Paulo Freire and His Work
Pedagogy of the Oppressed:
Freire radicalized literacy education for third-world Brazilian students (primarily adult men) in the 1960’s. He wanted to lead a revolt against an oppressive government. However, he found that the Populus was uneducated and swayed by the government’s arguments about why they must live oppressed lives. He wanted locals to revolt against an oppressive government, but he couldn’t get them motivated; until much later. Freire’s work demands that we accept two fundamental principles about the educational process:
(1) When teaching, always start with information the students already know. Begin with their personal experiences, not research, philosophies, or statistics. In my work on rape prevention, I need to find out what male students know and think before I go into their dorm halls or classroom (or what my colleagues call “the lion’s den”) and tell them what I think they need to know.

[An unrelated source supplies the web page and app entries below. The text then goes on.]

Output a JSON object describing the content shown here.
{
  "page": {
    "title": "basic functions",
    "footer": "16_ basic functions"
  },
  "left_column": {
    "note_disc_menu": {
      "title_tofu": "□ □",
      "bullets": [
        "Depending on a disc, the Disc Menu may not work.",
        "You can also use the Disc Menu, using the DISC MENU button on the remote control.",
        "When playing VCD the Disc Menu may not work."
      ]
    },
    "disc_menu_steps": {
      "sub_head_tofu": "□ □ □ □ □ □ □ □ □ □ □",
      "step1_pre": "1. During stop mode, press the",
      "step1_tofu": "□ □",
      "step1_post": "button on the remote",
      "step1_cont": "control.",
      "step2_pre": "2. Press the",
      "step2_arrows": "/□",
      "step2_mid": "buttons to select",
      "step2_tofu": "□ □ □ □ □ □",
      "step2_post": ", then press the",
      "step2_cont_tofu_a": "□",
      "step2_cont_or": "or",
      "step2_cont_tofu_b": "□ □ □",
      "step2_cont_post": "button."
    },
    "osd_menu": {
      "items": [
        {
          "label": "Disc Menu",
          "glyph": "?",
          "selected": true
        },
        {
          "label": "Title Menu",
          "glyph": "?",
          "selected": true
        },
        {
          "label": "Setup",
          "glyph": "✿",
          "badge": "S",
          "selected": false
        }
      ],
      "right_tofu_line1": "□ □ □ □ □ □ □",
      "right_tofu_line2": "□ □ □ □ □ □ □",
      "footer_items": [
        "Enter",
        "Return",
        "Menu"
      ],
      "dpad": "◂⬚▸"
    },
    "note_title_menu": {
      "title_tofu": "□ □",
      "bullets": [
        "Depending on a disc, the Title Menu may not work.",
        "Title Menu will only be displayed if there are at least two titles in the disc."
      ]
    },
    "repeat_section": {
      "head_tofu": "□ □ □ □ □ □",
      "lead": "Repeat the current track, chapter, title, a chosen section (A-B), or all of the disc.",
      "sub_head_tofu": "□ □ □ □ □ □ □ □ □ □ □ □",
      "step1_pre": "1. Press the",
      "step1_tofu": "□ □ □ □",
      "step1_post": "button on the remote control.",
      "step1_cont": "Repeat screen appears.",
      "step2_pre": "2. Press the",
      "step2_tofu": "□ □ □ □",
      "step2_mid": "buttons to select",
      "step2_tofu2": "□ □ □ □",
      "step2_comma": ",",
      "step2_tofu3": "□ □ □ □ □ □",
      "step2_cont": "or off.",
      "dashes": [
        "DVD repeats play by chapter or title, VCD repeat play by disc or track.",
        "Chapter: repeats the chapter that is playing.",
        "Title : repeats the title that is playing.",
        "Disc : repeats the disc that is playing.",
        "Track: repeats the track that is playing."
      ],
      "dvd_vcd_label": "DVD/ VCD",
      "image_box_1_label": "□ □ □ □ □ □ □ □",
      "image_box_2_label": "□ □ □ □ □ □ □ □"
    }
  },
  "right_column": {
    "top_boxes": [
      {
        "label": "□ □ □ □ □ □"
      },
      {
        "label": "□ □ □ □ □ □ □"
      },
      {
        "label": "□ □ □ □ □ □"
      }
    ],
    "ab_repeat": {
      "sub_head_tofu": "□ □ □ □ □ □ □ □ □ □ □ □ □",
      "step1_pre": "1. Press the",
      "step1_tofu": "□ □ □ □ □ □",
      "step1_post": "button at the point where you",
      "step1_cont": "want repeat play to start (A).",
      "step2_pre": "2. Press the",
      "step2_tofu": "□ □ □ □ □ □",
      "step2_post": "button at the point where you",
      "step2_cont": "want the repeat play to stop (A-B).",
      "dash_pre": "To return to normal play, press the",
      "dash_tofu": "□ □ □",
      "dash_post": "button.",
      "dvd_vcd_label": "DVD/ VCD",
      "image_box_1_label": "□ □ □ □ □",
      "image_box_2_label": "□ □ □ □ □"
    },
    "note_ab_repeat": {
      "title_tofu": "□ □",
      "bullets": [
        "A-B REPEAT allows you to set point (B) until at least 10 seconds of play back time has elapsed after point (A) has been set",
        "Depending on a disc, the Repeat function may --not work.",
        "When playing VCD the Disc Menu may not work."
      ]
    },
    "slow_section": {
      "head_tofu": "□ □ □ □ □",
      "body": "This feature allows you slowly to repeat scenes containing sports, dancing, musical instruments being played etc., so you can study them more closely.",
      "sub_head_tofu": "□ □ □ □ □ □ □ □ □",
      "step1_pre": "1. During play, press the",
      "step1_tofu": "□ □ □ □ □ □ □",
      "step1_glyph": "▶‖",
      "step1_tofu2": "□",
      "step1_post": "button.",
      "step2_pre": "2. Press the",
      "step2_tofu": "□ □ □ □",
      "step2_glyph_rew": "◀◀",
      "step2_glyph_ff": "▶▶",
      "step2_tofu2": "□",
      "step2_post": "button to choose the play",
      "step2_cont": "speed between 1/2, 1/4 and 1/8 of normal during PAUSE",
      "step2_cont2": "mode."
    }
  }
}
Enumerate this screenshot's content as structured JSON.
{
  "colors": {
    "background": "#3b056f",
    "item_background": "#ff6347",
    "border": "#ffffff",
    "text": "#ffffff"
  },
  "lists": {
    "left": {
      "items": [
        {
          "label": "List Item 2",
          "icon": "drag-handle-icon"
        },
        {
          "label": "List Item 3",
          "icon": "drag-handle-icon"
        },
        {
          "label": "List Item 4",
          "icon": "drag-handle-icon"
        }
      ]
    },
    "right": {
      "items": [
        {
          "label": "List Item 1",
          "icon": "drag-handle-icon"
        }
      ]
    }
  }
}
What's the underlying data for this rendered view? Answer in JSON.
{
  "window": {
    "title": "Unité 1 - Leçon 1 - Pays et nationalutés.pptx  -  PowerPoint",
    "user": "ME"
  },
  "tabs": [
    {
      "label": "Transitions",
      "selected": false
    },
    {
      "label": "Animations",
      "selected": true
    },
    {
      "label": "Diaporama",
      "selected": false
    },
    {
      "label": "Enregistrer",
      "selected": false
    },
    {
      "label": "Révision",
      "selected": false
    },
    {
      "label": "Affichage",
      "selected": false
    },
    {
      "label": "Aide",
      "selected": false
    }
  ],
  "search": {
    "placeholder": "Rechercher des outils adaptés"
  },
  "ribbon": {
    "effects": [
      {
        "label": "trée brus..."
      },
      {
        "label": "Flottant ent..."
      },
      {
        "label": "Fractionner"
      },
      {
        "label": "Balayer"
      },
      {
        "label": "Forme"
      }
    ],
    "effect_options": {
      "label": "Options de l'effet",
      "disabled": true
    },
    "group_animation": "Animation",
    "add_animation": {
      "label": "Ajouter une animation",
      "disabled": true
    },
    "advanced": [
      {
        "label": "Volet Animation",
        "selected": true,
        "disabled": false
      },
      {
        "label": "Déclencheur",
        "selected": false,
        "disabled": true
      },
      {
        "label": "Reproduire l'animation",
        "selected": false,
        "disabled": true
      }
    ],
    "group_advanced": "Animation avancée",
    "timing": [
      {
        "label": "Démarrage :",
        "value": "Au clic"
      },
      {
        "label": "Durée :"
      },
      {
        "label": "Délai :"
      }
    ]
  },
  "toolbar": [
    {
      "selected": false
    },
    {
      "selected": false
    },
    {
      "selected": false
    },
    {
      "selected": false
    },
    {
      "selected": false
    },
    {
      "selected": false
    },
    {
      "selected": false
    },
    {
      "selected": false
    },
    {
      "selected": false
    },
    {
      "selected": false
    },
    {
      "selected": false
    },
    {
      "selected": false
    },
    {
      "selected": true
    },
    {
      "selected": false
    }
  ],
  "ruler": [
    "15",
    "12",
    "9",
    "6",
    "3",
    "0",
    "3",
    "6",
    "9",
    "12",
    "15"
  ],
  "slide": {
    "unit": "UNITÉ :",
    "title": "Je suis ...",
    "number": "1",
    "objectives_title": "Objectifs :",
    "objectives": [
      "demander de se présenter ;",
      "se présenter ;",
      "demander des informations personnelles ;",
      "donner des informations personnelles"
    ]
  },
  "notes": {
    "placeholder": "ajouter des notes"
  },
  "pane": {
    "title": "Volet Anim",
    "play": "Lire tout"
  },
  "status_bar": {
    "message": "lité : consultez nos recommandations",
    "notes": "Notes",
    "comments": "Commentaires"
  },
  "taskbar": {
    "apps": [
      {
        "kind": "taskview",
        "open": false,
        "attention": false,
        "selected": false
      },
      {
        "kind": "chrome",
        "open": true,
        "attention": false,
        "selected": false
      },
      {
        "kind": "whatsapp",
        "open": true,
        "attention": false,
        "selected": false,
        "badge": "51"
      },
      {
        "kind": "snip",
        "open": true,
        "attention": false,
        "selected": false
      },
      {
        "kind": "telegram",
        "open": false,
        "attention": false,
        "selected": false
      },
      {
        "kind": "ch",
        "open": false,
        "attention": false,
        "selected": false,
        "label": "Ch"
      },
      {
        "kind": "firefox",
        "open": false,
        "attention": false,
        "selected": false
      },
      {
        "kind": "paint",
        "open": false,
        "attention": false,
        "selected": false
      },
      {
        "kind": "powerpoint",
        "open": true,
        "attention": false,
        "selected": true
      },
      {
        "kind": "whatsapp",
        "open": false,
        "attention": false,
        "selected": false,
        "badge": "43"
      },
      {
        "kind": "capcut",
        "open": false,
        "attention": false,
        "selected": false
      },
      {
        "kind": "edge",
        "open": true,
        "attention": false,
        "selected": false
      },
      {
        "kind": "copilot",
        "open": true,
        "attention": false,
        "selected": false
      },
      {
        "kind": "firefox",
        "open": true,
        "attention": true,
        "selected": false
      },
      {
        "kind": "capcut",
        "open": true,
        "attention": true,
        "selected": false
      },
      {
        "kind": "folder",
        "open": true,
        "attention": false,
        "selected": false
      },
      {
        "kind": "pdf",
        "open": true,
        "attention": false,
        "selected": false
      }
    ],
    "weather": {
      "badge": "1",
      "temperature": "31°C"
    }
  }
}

(2) Always be mindful that education is not primarily “informational:”; instead, it is transformational—it alters lives and changes the world. Freire says that education “has meaning only when generated by action upon the world” (64). Freire challenges us to reject traditional education models—or what he calls the “banking” model of education–students are empty bank accounts or repositories, and teachers “make deposits” by placing knowledge and wisdom into them. Authentic thinking, thinking that is concerned with [his students’] reality, does not take place in ivory tower isolation, but only in communication” and that communication begins with “problem-posing” education.
Tomorrow, I will discuss Freire’s Steps.